__Exercise prompt__.
An exact copy of the listing below is the answer, with the pictures removed.

__Records supplied__.
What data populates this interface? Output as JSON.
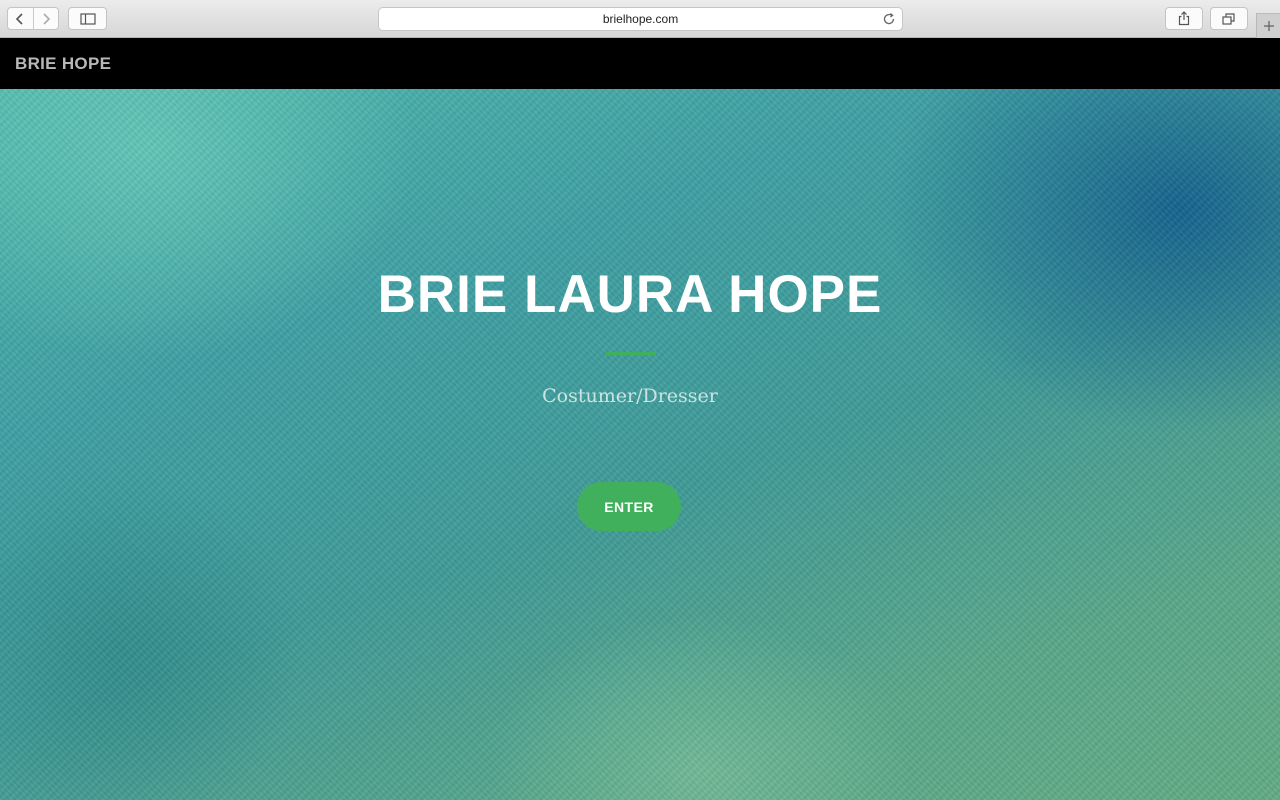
{
  "browser": {
    "url": "brielhope.com",
    "icons": {
      "back": "chevron-left-icon",
      "forward": "chevron-right-icon",
      "sidebar": "sidebar-icon",
      "reload": "reload-icon",
      "share": "share-icon",
      "tabs": "tabs-icon",
      "new_tab": "plus-icon"
    }
  },
  "site": {
    "brand": "BRIE HOPE"
  },
  "hero": {
    "title": "BRIE LAURA HOPE",
    "subtitle": "Costumer/Dresser",
    "cta_label": "ENTER"
  },
  "colors": {
    "accent": "#41b05d",
    "navbar": "#000000",
    "brand_text": "#b8b8b8"
  }
}
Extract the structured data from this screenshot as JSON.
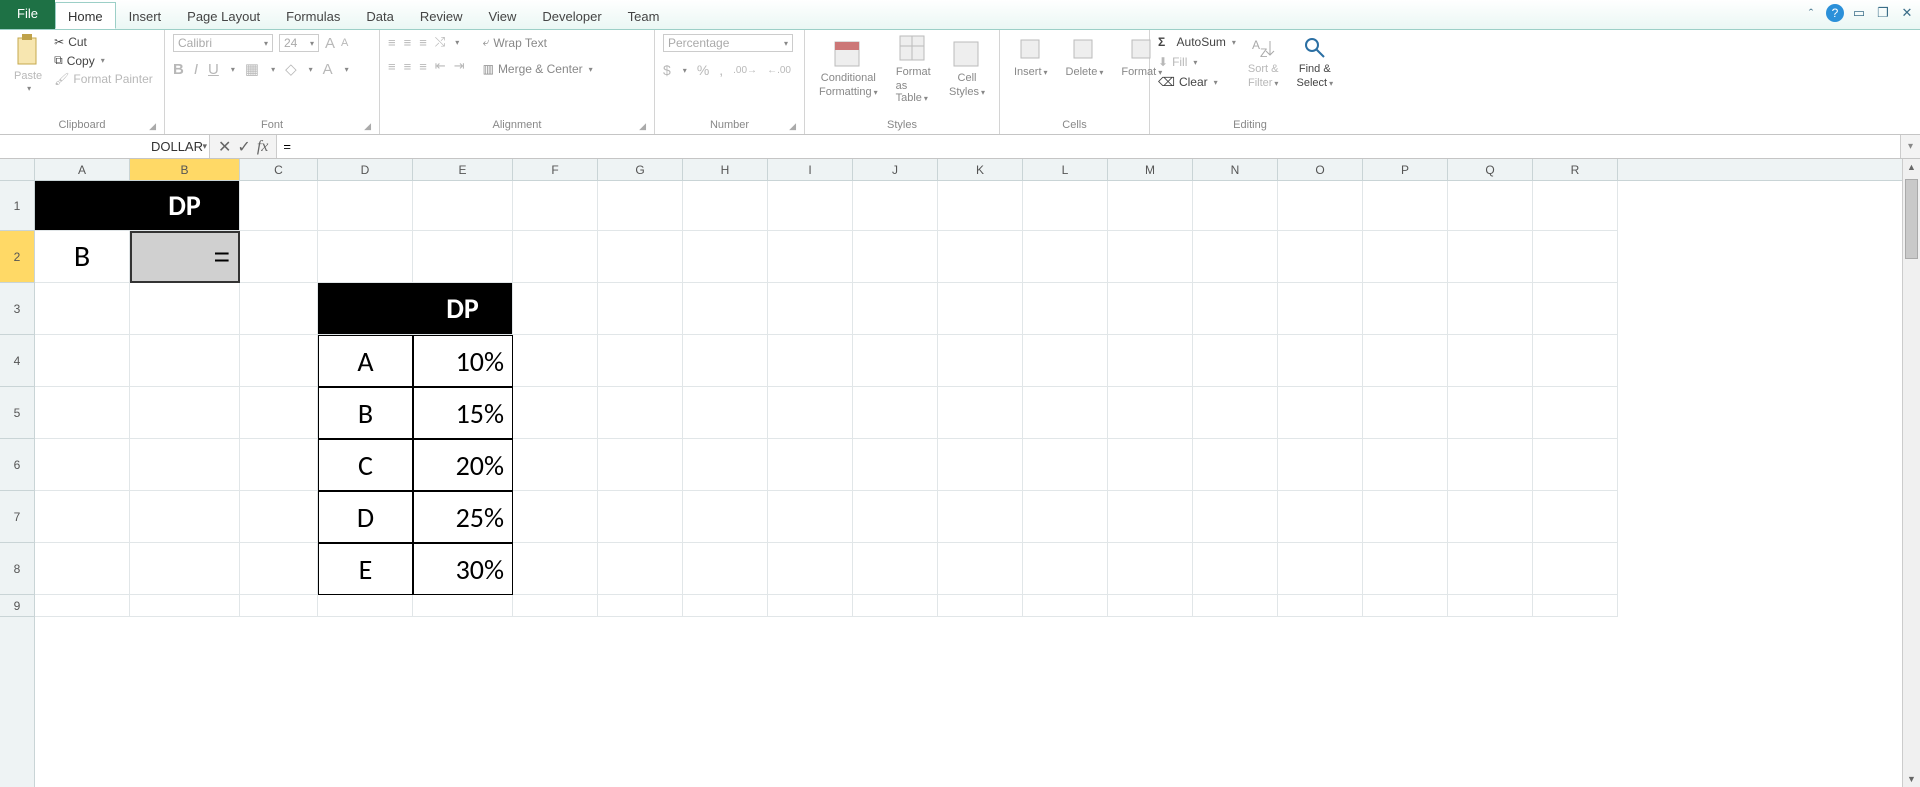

__Solution to this task__.
What data populates this interface? Output as JSON.
{
  "browser": {
    "url": "brielhope.com",
    "icons": {
      "back": "chevron-left-icon",
      "forward": "chevron-right-icon",
      "sidebar": "sidebar-icon",
      "reload": "reload-icon",
      "share": "share-icon",
      "tabs": "tabs-icon",
      "new_tab": "plus-icon"
    }
  },
  "site": {
    "brand": "BRIE HOPE"
  },
  "hero": {
    "title": "BRIE LAURA HOPE",
    "subtitle": "Costumer/Dresser",
    "cta_label": "ENTER"
  },
  "colors": {
    "accent": "#41b05d",
    "navbar": "#000000",
    "brand_text": "#b8b8b8"
  }
}
Extract the structured data from this screenshot as JSON.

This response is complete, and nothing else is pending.